■ **Work to be completed**
Which lines of the listing hold the string "JSON"? Copy those lines.
##### Exercise data #####
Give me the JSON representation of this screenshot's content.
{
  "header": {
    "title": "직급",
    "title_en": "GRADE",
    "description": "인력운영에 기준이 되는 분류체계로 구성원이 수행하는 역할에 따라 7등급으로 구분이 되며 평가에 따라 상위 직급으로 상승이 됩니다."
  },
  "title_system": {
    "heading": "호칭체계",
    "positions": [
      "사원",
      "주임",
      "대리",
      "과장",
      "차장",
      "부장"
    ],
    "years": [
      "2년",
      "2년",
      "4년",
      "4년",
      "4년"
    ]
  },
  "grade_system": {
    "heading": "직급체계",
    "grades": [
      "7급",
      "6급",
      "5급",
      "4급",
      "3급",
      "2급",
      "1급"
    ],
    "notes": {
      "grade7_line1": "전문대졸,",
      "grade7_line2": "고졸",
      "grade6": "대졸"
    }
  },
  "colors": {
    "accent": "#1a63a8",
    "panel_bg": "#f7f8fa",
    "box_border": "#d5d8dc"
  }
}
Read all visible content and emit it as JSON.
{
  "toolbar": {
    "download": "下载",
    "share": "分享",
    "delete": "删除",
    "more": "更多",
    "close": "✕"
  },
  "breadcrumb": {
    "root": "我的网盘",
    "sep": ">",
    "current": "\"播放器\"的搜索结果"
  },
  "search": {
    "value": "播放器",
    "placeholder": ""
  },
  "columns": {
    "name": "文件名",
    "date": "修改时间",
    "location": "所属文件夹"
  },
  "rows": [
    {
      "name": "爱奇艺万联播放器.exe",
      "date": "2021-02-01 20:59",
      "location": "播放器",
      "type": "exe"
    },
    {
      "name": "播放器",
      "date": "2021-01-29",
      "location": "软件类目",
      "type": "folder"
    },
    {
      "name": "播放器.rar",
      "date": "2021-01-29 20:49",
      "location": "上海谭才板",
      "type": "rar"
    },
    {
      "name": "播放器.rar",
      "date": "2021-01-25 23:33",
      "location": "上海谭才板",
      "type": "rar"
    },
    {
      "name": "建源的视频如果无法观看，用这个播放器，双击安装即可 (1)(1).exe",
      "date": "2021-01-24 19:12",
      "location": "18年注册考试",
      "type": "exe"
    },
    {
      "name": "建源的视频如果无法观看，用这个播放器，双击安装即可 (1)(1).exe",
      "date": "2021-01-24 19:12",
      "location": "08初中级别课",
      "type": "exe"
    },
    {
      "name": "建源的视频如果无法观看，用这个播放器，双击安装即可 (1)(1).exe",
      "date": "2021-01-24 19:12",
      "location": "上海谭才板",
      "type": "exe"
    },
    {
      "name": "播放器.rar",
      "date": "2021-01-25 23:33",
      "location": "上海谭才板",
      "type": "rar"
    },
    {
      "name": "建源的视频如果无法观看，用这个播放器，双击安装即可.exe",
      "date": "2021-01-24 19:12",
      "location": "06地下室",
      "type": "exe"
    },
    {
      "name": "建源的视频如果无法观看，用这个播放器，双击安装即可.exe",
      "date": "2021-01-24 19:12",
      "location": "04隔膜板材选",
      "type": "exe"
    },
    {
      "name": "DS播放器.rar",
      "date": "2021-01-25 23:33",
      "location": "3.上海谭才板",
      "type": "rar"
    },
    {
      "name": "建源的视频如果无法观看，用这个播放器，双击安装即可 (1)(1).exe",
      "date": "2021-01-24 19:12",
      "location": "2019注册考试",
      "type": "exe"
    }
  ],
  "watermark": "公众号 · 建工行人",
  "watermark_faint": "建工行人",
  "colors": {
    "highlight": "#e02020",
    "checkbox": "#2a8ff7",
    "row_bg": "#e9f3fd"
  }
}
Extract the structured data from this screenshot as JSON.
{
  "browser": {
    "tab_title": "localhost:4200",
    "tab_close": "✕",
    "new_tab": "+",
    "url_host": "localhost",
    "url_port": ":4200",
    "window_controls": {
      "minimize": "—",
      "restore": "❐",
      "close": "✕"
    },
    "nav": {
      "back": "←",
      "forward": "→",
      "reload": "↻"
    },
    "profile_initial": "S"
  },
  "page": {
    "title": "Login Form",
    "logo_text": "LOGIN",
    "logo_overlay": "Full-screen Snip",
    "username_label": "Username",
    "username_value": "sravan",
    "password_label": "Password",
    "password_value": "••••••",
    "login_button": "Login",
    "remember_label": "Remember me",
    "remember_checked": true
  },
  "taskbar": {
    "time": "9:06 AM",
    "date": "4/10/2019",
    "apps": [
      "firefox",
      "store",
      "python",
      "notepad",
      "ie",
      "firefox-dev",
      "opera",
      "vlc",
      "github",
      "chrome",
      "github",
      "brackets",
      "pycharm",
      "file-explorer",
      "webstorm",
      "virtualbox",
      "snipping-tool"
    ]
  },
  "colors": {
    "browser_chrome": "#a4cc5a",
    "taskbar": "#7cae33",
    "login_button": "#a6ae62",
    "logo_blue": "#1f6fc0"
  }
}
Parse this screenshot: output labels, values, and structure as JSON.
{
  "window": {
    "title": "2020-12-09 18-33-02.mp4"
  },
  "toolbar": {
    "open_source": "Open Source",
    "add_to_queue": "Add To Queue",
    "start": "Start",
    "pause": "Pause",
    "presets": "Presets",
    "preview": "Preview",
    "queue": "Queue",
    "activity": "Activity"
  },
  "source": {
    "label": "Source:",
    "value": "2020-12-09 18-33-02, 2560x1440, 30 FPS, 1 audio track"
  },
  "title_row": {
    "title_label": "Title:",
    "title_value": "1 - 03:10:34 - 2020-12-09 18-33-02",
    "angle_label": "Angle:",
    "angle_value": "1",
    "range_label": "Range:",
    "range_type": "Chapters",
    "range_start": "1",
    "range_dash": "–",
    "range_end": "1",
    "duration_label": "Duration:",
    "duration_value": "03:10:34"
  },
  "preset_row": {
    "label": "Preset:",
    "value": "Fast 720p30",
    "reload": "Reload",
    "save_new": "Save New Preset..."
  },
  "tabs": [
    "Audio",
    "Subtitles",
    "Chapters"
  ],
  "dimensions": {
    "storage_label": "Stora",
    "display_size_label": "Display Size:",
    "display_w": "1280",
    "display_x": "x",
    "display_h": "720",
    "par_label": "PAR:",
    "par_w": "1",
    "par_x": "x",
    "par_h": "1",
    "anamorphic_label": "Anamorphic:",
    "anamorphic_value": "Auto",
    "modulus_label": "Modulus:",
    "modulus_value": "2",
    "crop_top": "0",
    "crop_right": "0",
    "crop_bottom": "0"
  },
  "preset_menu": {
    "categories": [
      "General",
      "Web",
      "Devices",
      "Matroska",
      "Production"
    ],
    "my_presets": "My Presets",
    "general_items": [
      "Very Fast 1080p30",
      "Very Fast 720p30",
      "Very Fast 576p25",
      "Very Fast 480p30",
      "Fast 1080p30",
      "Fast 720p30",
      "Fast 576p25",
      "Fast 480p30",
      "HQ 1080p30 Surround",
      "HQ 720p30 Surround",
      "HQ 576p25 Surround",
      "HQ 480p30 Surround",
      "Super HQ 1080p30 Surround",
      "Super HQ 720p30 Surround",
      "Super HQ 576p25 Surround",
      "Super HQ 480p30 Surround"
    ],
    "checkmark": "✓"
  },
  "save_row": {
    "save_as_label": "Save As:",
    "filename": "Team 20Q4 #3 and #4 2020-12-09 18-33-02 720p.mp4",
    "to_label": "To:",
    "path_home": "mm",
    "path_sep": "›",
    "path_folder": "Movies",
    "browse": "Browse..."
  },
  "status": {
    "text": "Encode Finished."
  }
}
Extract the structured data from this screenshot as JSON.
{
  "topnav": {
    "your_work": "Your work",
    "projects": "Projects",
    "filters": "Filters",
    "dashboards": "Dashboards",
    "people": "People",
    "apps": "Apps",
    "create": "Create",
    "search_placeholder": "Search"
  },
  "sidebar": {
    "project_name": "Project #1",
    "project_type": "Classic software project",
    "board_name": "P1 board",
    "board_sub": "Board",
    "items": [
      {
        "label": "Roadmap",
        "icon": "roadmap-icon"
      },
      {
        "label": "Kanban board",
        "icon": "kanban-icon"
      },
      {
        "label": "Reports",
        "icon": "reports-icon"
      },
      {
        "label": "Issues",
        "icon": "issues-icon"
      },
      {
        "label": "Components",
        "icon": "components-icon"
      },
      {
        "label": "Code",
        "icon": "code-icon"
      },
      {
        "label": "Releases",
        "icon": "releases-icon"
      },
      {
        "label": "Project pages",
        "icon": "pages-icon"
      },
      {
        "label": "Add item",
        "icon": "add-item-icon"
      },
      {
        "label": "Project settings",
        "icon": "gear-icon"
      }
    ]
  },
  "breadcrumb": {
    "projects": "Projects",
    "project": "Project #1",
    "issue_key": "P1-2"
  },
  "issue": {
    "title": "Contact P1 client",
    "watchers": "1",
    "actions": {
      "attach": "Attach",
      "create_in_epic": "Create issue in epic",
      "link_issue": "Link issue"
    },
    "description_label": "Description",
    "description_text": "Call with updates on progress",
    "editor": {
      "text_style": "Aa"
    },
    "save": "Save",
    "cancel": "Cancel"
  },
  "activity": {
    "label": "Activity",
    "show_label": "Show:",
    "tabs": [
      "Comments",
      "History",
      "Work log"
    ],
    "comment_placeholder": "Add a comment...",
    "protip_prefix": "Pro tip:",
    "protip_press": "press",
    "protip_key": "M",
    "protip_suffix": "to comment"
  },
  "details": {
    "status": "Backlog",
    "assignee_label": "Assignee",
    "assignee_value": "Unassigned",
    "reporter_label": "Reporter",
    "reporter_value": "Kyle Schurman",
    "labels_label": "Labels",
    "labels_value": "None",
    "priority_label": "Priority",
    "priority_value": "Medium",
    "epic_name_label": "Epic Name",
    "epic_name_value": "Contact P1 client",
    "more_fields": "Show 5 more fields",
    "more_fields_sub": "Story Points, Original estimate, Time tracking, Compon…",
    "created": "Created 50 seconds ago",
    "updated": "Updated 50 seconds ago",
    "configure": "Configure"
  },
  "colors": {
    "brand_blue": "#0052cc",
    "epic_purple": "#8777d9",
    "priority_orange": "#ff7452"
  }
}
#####
■ **Solution to the exercise**
Give me the JSON representation of this screenshot's content.
Read all visible content and emit it as JSON.
Extract the structured data from this screenshot as JSON.
Parse this screenshot: output labels, values, and structure as JSON.
Extract the structured data from this screenshot as JSON.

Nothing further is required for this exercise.